So which is the better combat system? There’s no doubting that they both work brilliantly within their respective titles and each provides an equal level of satisfaction. In my opinion though, Ocarina just edges it. I could debate with myself all day on FF9 having a lot more depth and freedom, with Ocarina feeling more satisfying when you’ve slain an enemy by inputting all the commands yourself, rather than clicking some words on a menu and watching the fight unfold. For me though, it comes down to one thing. Flow. Though I love the FF9 combat system (in case you hadn't already gathered), the game did sometimes feel like it was stuttering and stalling when you had to wait for the cut scene to run it’s course before every battle you had. Whilst it can be quite thrilling to begin with when the screen momentarily fades to black and that iconic battle music begins, it can soon become rather tedious. On the flipside, since the enemies in Ocarina were pre-programmed there’s no loading time for battles. Instead, you just fought enemies as you encountered them. This made the gameplay flow far more smoothly and maintained the same pulse-increasing moments after hours of play that you got from your very first battle.
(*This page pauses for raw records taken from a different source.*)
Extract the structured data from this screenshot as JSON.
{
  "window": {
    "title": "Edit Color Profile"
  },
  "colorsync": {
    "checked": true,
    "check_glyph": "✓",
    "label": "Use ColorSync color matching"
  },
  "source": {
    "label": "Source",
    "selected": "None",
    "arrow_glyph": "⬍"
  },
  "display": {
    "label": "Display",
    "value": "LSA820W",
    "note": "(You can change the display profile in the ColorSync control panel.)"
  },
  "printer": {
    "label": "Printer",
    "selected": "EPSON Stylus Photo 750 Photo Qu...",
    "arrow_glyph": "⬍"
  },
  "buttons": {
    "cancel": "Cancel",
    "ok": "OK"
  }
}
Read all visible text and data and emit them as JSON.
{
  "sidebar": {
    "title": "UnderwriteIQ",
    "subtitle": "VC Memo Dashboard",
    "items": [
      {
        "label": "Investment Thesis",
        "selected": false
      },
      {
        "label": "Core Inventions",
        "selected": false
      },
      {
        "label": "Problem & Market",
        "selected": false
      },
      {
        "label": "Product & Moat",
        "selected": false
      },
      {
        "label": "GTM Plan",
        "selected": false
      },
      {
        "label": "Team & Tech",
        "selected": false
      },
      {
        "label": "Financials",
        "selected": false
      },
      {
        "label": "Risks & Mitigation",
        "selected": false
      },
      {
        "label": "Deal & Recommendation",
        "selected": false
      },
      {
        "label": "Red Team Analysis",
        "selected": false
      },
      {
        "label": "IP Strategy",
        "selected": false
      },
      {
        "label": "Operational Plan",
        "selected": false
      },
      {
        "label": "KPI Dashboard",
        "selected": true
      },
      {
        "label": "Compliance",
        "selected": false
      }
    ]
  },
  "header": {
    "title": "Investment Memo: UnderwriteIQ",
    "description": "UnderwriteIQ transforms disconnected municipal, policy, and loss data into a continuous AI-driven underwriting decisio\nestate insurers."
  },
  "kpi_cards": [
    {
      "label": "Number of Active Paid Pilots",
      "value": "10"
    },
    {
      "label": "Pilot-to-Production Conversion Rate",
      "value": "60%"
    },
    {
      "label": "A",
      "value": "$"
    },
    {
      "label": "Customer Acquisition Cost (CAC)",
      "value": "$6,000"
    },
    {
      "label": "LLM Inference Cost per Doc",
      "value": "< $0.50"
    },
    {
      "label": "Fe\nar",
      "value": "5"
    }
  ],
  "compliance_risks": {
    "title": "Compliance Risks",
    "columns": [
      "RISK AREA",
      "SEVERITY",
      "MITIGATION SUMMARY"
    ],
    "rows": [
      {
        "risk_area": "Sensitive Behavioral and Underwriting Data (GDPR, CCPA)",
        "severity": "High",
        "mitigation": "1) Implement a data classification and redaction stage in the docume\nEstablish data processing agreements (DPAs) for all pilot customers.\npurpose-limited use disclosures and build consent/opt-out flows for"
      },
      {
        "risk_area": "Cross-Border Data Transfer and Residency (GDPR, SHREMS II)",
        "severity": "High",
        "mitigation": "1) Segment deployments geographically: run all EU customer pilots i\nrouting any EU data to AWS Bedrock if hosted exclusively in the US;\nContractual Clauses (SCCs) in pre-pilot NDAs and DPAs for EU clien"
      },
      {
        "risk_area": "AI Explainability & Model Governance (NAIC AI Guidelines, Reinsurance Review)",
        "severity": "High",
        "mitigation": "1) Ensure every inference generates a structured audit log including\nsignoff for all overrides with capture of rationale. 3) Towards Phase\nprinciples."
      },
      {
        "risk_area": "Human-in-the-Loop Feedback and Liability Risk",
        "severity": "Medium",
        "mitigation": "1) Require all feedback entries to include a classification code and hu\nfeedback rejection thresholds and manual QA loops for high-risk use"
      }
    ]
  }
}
What an equaliser for Ocarina! That brings this epic battle of the RPGs back on level terms at 1-1.
And on that bombchu...sorry, bombshell, that’s it for this week. Please leave your comments below and be sure to check back for the final showdown in this clash of the RPGs to find out which will emerge victorious!